Assigned task
From the first line to the last, print the records exactly, leaving out the pictures.

Information supplied
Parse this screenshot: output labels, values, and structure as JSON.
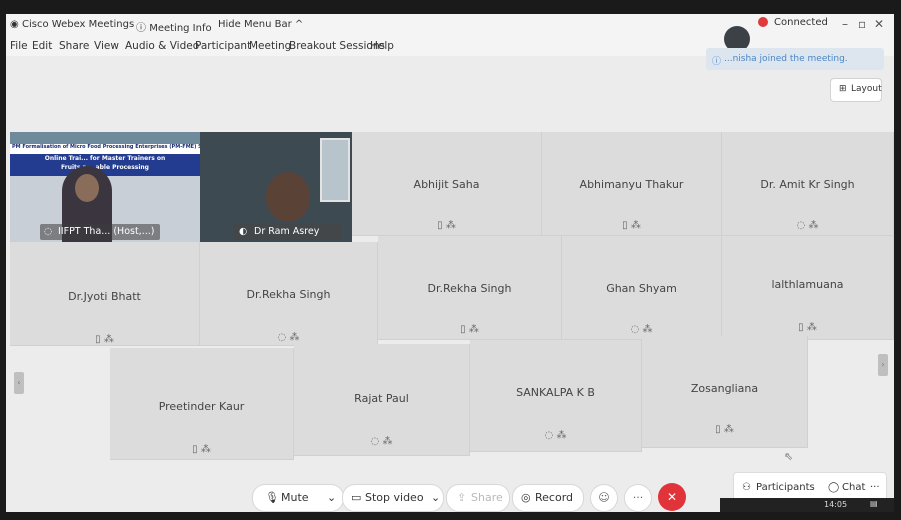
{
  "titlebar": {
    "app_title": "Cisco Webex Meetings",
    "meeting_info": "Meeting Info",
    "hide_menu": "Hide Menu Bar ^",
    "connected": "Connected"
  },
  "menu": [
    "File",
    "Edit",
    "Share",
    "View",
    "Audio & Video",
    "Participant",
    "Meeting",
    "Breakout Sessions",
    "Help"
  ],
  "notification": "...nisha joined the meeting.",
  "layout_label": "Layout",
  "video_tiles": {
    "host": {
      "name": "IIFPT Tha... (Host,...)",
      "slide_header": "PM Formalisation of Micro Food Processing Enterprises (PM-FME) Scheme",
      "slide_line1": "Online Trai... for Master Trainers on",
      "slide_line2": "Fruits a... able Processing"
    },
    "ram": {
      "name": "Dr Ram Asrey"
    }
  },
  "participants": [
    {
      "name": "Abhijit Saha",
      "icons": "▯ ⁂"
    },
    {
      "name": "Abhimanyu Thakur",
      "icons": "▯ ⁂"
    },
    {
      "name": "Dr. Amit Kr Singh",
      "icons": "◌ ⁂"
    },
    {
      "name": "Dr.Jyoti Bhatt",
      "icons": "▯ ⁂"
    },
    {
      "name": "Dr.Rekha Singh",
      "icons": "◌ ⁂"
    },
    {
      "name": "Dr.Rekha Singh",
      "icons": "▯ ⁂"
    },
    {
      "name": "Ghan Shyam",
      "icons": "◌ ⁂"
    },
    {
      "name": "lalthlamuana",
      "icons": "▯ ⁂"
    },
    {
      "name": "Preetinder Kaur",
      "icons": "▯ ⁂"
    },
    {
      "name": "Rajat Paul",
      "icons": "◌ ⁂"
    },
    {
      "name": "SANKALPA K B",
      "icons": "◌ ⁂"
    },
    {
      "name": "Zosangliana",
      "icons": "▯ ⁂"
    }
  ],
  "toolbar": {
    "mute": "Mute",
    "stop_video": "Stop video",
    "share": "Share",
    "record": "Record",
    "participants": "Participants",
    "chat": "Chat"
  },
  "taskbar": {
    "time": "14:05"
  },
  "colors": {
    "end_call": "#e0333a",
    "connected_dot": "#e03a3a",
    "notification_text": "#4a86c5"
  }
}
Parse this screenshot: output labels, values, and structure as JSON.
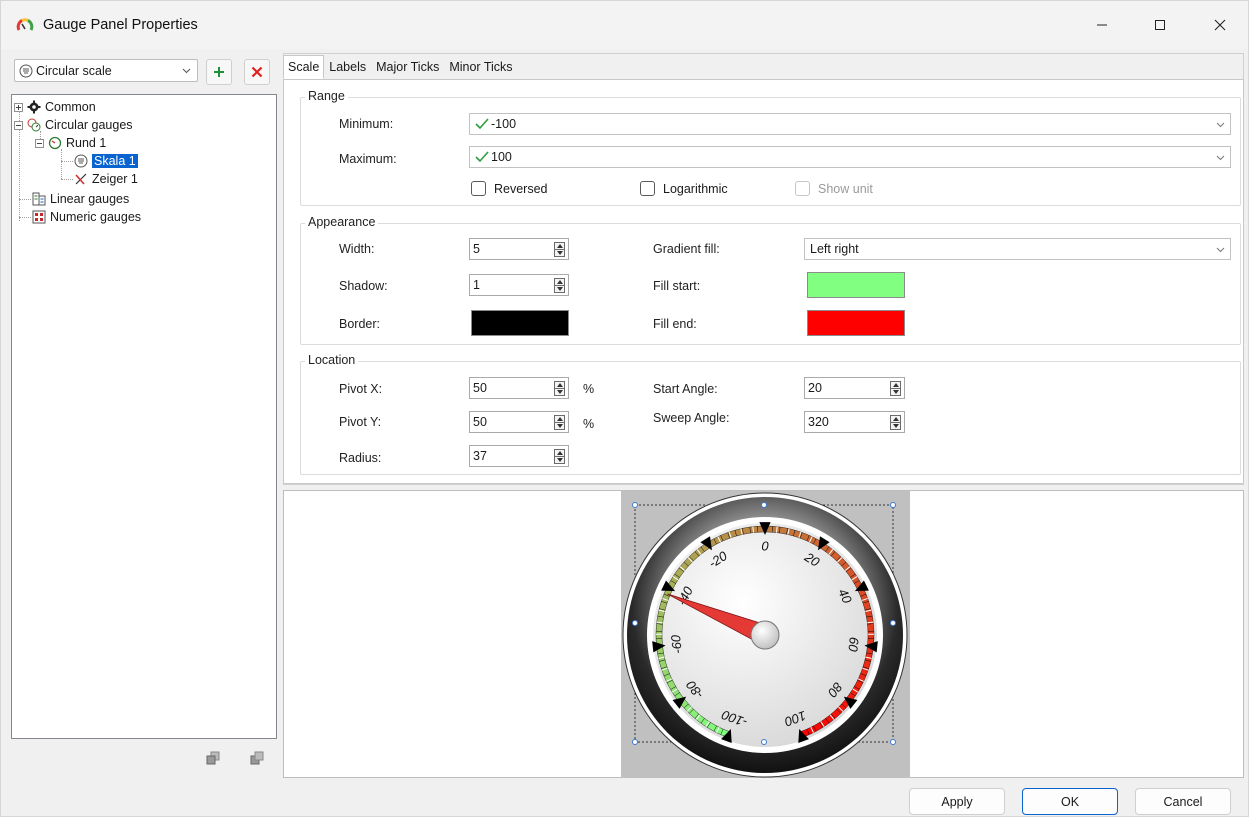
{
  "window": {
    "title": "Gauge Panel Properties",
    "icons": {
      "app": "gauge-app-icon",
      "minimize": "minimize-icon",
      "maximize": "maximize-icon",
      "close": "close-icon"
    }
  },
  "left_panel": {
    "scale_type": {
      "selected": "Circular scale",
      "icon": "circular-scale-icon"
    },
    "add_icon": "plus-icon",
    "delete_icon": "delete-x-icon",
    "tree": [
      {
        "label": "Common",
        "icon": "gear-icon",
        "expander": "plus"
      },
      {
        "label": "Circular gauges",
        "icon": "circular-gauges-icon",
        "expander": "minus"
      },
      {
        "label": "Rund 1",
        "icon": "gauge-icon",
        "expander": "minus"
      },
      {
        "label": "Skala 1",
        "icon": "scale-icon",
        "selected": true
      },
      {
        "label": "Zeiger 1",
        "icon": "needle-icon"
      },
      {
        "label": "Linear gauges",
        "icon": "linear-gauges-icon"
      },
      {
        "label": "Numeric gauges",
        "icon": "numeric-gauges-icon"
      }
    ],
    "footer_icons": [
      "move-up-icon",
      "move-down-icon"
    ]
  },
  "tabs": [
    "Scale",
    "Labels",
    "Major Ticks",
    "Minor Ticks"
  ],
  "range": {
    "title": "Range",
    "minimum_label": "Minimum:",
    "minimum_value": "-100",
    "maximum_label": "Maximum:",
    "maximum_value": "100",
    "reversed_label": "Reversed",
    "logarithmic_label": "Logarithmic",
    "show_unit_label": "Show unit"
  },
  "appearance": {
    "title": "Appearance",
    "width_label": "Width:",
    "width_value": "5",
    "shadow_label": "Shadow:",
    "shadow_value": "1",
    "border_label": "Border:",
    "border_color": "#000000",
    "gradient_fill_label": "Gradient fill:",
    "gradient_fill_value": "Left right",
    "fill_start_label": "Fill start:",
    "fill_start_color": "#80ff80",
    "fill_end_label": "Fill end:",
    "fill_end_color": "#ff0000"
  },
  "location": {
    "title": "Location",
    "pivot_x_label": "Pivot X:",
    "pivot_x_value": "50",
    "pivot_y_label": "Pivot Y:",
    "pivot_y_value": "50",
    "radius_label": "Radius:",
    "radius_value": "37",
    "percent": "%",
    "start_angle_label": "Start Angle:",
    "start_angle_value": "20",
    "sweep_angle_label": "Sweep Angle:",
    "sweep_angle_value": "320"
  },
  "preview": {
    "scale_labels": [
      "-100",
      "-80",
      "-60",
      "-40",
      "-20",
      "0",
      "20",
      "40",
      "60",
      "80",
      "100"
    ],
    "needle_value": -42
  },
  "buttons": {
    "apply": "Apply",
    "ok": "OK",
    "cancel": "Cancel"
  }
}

Your response
Parse this screenshot: output labels, values, and structure as JSON.
{
  "titlebar": {
    "app_title": "Cisco Webex Meetings",
    "meeting_info": "Meeting Info",
    "hide_menu": "Hide Menu Bar ^",
    "connected": "Connected"
  },
  "menu": [
    "File",
    "Edit",
    "Share",
    "View",
    "Audio & Video",
    "Participant",
    "Meeting",
    "Breakout Sessions",
    "Help"
  ],
  "notification": "...nisha joined the meeting.",
  "layout_label": "Layout",
  "video_tiles": {
    "host": {
      "name": "IIFPT Tha... (Host,...)",
      "slide_header": "PM Formalisation of Micro Food Processing Enterprises (PM-FME) Scheme",
      "slide_line1": "Online Trai... for Master Trainers on",
      "slide_line2": "Fruits a... able Processing"
    },
    "ram": {
      "name": "Dr Ram Asrey"
    }
  },
  "participants": [
    {
      "name": "Abhijit Saha",
      "icons": "▯ ⁂"
    },
    {
      "name": "Abhimanyu Thakur",
      "icons": "▯ ⁂"
    },
    {
      "name": "Dr. Amit Kr Singh",
      "icons": "◌ ⁂"
    },
    {
      "name": "Dr.Jyoti Bhatt",
      "icons": "▯ ⁂"
    },
    {
      "name": "Dr.Rekha Singh",
      "icons": "◌ ⁂"
    },
    {
      "name": "Dr.Rekha Singh",
      "icons": "▯ ⁂"
    },
    {
      "name": "Ghan Shyam",
      "icons": "◌ ⁂"
    },
    {
      "name": "lalthlamuana",
      "icons": "▯ ⁂"
    },
    {
      "name": "Preetinder Kaur",
      "icons": "▯ ⁂"
    },
    {
      "name": "Rajat Paul",
      "icons": "◌ ⁂"
    },
    {
      "name": "SANKALPA K B",
      "icons": "◌ ⁂"
    },
    {
      "name": "Zosangliana",
      "icons": "▯ ⁂"
    }
  ],
  "toolbar": {
    "mute": "Mute",
    "stop_video": "Stop video",
    "share": "Share",
    "record": "Record",
    "participants": "Participants",
    "chat": "Chat"
  },
  "taskbar": {
    "time": "14:05"
  },
  "colors": {
    "end_call": "#e0333a",
    "connected_dot": "#e03a3a",
    "notification_text": "#4a86c5"
  }
}
Parse this screenshot: output labels, values, and structure as JSON.
{
  "window": {
    "title": "Gauge Panel Properties",
    "icons": {
      "app": "gauge-app-icon",
      "minimize": "minimize-icon",
      "maximize": "maximize-icon",
      "close": "close-icon"
    }
  },
  "left_panel": {
    "scale_type": {
      "selected": "Circular scale",
      "icon": "circular-scale-icon"
    },
    "add_icon": "plus-icon",
    "delete_icon": "delete-x-icon",
    "tree": [
      {
        "label": "Common",
        "icon": "gear-icon",
        "expander": "plus"
      },
      {
        "label": "Circular gauges",
        "icon": "circular-gauges-icon",
        "expander": "minus"
      },
      {
        "label": "Rund 1",
        "icon": "gauge-icon",
        "expander": "minus"
      },
      {
        "label": "Skala 1",
        "icon": "scale-icon",
        "selected": true
      },
      {
        "label": "Zeiger 1",
        "icon": "needle-icon"
      },
      {
        "label": "Linear gauges",
        "icon": "linear-gauges-icon"
      },
      {
        "label": "Numeric gauges",
        "icon": "numeric-gauges-icon"
      }
    ],
    "footer_icons": [
      "move-up-icon",
      "move-down-icon"
    ]
  },
  "tabs": [
    "Scale",
    "Labels",
    "Major Ticks",
    "Minor Ticks"
  ],
  "range": {
    "title": "Range",
    "minimum_label": "Minimum:",
    "minimum_value": "-100",
    "maximum_label": "Maximum:",
    "maximum_value": "100",
    "reversed_label": "Reversed",
    "logarithmic_label": "Logarithmic",
    "show_unit_label": "Show unit"
  },
  "appearance": {
    "title": "Appearance",
    "width_label": "Width:",
    "width_value": "5",
    "shadow_label": "Shadow:",
    "shadow_value": "1",
    "border_label": "Border:",
    "border_color": "#000000",
    "gradient_fill_label": "Gradient fill:",
    "gradient_fill_value": "Left right",
    "fill_start_label": "Fill start:",
    "fill_start_color": "#80ff80",
    "fill_end_label": "Fill end:",
    "fill_end_color": "#ff0000"
  },
  "location": {
    "title": "Location",
    "pivot_x_label": "Pivot X:",
    "pivot_x_value": "50",
    "pivot_y_label": "Pivot Y:",
    "pivot_y_value": "50",
    "radius_label": "Radius:",
    "radius_value": "37",
    "percent": "%",
    "start_angle_label": "Start Angle:",
    "start_angle_value": "20",
    "sweep_angle_label": "Sweep Angle:",
    "sweep_angle_value": "320"
  },
  "preview": {
    "scale_labels": [
      "-100",
      "-80",
      "-60",
      "-40",
      "-20",
      "0",
      "20",
      "40",
      "60",
      "80",
      "100"
    ],
    "needle_value": -42
  },
  "buttons": {
    "apply": "Apply",
    "ok": "OK",
    "cancel": "Cancel"
  }
}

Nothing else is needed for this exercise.